What Is Fluoride?

Fluoride is a naturally occurring compound in the environment that has been proven to be safe and effective in caries prevention.

During early childhood development periods, fluoride works by making the enamel stronger during tooth formation. The enamel is the outer protective layer of the teeth, when they erupt, the enamel is the first line of defense for protection. Once, the teeth have finished with development and following their eruption, additional exposure to fluoride treatments allow the enamel to be re-mineralized and provide constant protection to your teeth from acid attacks which could otherwise lead to cavities.

This mode of action of fluoride is critical in understanding the importance of fluoridation for everyone, from young children to older adults.

Where Can I Get Access to Fluoride?

  • Water – In various communities in the United States, fluoride occurs naturally, like in communities with well water sources.

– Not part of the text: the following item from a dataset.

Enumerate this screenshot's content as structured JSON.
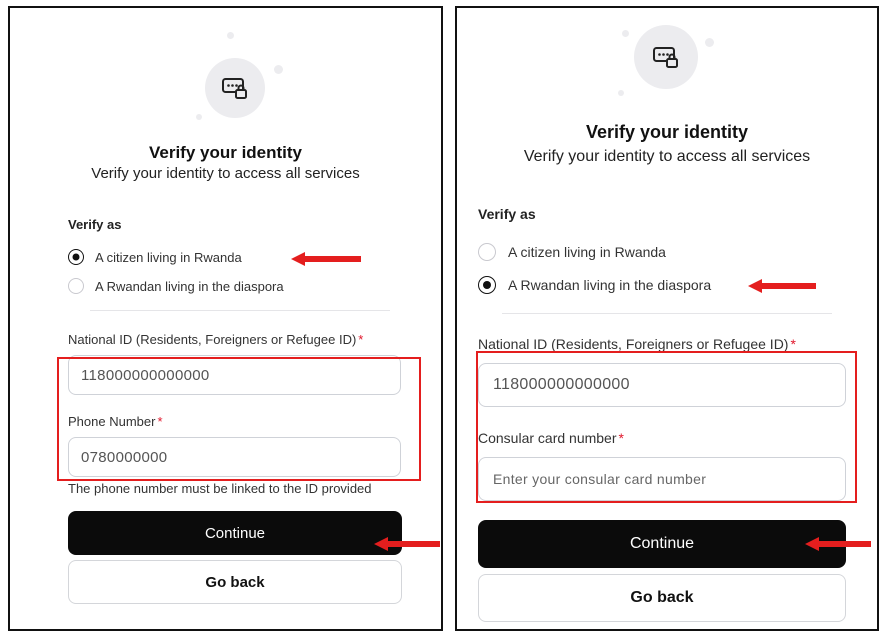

Water fluoridation has also been implemented in different communities as an additive to the main water source
  • Toothpaste – Most major brands of toothpaste contain low levels of fluoride that combined with frequent brushing, helps your teeth with re-mineralization.
  • Mouthwash – The mouth rinses are a great tool to enhance fluoride protection for children older than 6 years-of-age. This is to prevent toxicity in younger children who may be unable to expectorate
  • Topical application by dental professionals – During check-up appointments depending on your needs, your dental provider can suggest the use of gels, varnishes, and foams to give your enamel a boost where minerals may be lacking.
  • Supplements – Fluoride supplements are available by prescription for children from ages 6 months to 16 years. This is normally advised as an alternative when community water fluoridation is not enough, and the child is at high risk for cavities development.

Busting the Myths

To avoid toxicity, water levels of fluoride are kept lower than the recommended amount to account for consumption via other sources. Also, the amount of fluoride found in consumer products is safe when used as directed.

Fluorosis is a condition that may develop as a result of excess fluoride exposure during the developmental stages of teeth on children.

According to the American Academy of Pediatric Dentistry (AAPD),

“There is confirmation from evidence-based reviews that fluoride use for the prevention and control of caries is both safe and highly effective in reducing dental caries prevalence.”

For more information regarding fluoride practices in the US, feel free to visit ada.org and adha.org.

As always, keep smiling.